A long-forecast surge in the number of products based on artificial intelligence (AI) and machine learning (ML) technologies is beginning to reach mainstream consumer markets.
It is true that research and development teams have found that, in some applications such as autonomous driving, the innate skill and judgement of a human is difficult, or perhaps even impossible, for a machine to learn. But while in some areas the hype around AI has run ahead of the reality, with less fanfare a number of real products based on ML capabilities are beginning to gain widespread interest from consumers. For instance, intelligent vision-based security and home monitoring systems have great potential: analyst firm Strategy Analytics forecasts growth in the home security camera market of more than 50% in the years between 2019 and 2023, from a market value of US$8 billion to US$13 billion.
The development of intelligent cameras is possible because one of the functions best suited to ML technology is image and scene recognition. Intelligence in home vision systems can be used to:
– Detect when an elderly or vulnerable person has fallen to the ground and is potentially injured
– Monitor that the breathing of a sleeping baby is normal
– Recognise the face of the resident of a home (in the case of a smart doorbell) or a pet (for instance in a smart cat flap), and automatically allow them to enter
– Detect suspicious or unrecognised activity outside the home and trigger an intruder alarm

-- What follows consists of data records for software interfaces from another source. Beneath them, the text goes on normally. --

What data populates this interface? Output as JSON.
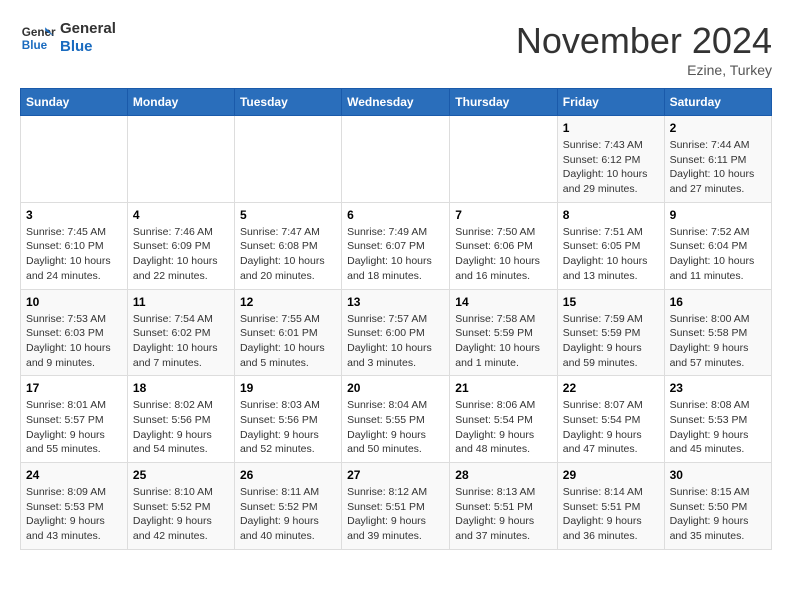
{
  "logo": {
    "line1": "General",
    "line2": "Blue"
  },
  "title": "November 2024",
  "subtitle": "Ezine, Turkey",
  "days_of_week": [
    "Sunday",
    "Monday",
    "Tuesday",
    "Wednesday",
    "Thursday",
    "Friday",
    "Saturday"
  ],
  "weeks": [
    [
      {
        "day": "",
        "info": ""
      },
      {
        "day": "",
        "info": ""
      },
      {
        "day": "",
        "info": ""
      },
      {
        "day": "",
        "info": ""
      },
      {
        "day": "",
        "info": ""
      },
      {
        "day": "1",
        "info": "Sunrise: 7:43 AM\nSunset: 6:12 PM\nDaylight: 10 hours and 29 minutes."
      },
      {
        "day": "2",
        "info": "Sunrise: 7:44 AM\nSunset: 6:11 PM\nDaylight: 10 hours and 27 minutes."
      }
    ],
    [
      {
        "day": "3",
        "info": "Sunrise: 7:45 AM\nSunset: 6:10 PM\nDaylight: 10 hours and 24 minutes."
      },
      {
        "day": "4",
        "info": "Sunrise: 7:46 AM\nSunset: 6:09 PM\nDaylight: 10 hours and 22 minutes."
      },
      {
        "day": "5",
        "info": "Sunrise: 7:47 AM\nSunset: 6:08 PM\nDaylight: 10 hours and 20 minutes."
      },
      {
        "day": "6",
        "info": "Sunrise: 7:49 AM\nSunset: 6:07 PM\nDaylight: 10 hours and 18 minutes."
      },
      {
        "day": "7",
        "info": "Sunrise: 7:50 AM\nSunset: 6:06 PM\nDaylight: 10 hours and 16 minutes."
      },
      {
        "day": "8",
        "info": "Sunrise: 7:51 AM\nSunset: 6:05 PM\nDaylight: 10 hours and 13 minutes."
      },
      {
        "day": "9",
        "info": "Sunrise: 7:52 AM\nSunset: 6:04 PM\nDaylight: 10 hours and 11 minutes."
      }
    ],
    [
      {
        "day": "10",
        "info": "Sunrise: 7:53 AM\nSunset: 6:03 PM\nDaylight: 10 hours and 9 minutes."
      },
      {
        "day": "11",
        "info": "Sunrise: 7:54 AM\nSunset: 6:02 PM\nDaylight: 10 hours and 7 minutes."
      },
      {
        "day": "12",
        "info": "Sunrise: 7:55 AM\nSunset: 6:01 PM\nDaylight: 10 hours and 5 minutes."
      },
      {
        "day": "13",
        "info": "Sunrise: 7:57 AM\nSunset: 6:00 PM\nDaylight: 10 hours and 3 minutes."
      },
      {
        "day": "14",
        "info": "Sunrise: 7:58 AM\nSunset: 5:59 PM\nDaylight: 10 hours and 1 minute."
      },
      {
        "day": "15",
        "info": "Sunrise: 7:59 AM\nSunset: 5:59 PM\nDaylight: 9 hours and 59 minutes."
      },
      {
        "day": "16",
        "info": "Sunrise: 8:00 AM\nSunset: 5:58 PM\nDaylight: 9 hours and 57 minutes."
      }
    ],
    [
      {
        "day": "17",
        "info": "Sunrise: 8:01 AM\nSunset: 5:57 PM\nDaylight: 9 hours and 55 minutes."
      },
      {
        "day": "18",
        "info": "Sunrise: 8:02 AM\nSunset: 5:56 PM\nDaylight: 9 hours and 54 minutes."
      },
      {
        "day": "19",
        "info": "Sunrise: 8:03 AM\nSunset: 5:56 PM\nDaylight: 9 hours and 52 minutes."
      },
      {
        "day": "20",
        "info": "Sunrise: 8:04 AM\nSunset: 5:55 PM\nDaylight: 9 hours and 50 minutes."
      },
      {
        "day": "21",
        "info": "Sunrise: 8:06 AM\nSunset: 5:54 PM\nDaylight: 9 hours and 48 minutes."
      },
      {
        "day": "22",
        "info": "Sunrise: 8:07 AM\nSunset: 5:54 PM\nDaylight: 9 hours and 47 minutes."
      },
      {
        "day": "23",
        "info": "Sunrise: 8:08 AM\nSunset: 5:53 PM\nDaylight: 9 hours and 45 minutes."
      }
    ],
    [
      {
        "day": "24",
        "info": "Sunrise: 8:09 AM\nSunset: 5:53 PM\nDaylight: 9 hours and 43 minutes."
      },
      {
        "day": "25",
        "info": "Sunrise: 8:10 AM\nSunset: 5:52 PM\nDaylight: 9 hours and 42 minutes."
      },
      {
        "day": "26",
        "info": "Sunrise: 8:11 AM\nSunset: 5:52 PM\nDaylight: 9 hours and 40 minutes."
      },
      {
        "day": "27",
        "info": "Sunrise: 8:12 AM\nSunset: 5:51 PM\nDaylight: 9 hours and 39 minutes."
      },
      {
        "day": "28",
        "info": "Sunrise: 8:13 AM\nSunset: 5:51 PM\nDaylight: 9 hours and 37 minutes."
      },
      {
        "day": "29",
        "info": "Sunrise: 8:14 AM\nSunset: 5:51 PM\nDaylight: 9 hours and 36 minutes."
      },
      {
        "day": "30",
        "info": "Sunrise: 8:15 AM\nSunset: 5:50 PM\nDaylight: 9 hours and 35 minutes."
      }
    ]
  ]
}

These new intelligent vision systems for the home, based on advanced image signal processors (ISPs), are in effect function-specific computers. The latest products in this category have adopted computer-like architectures which depend for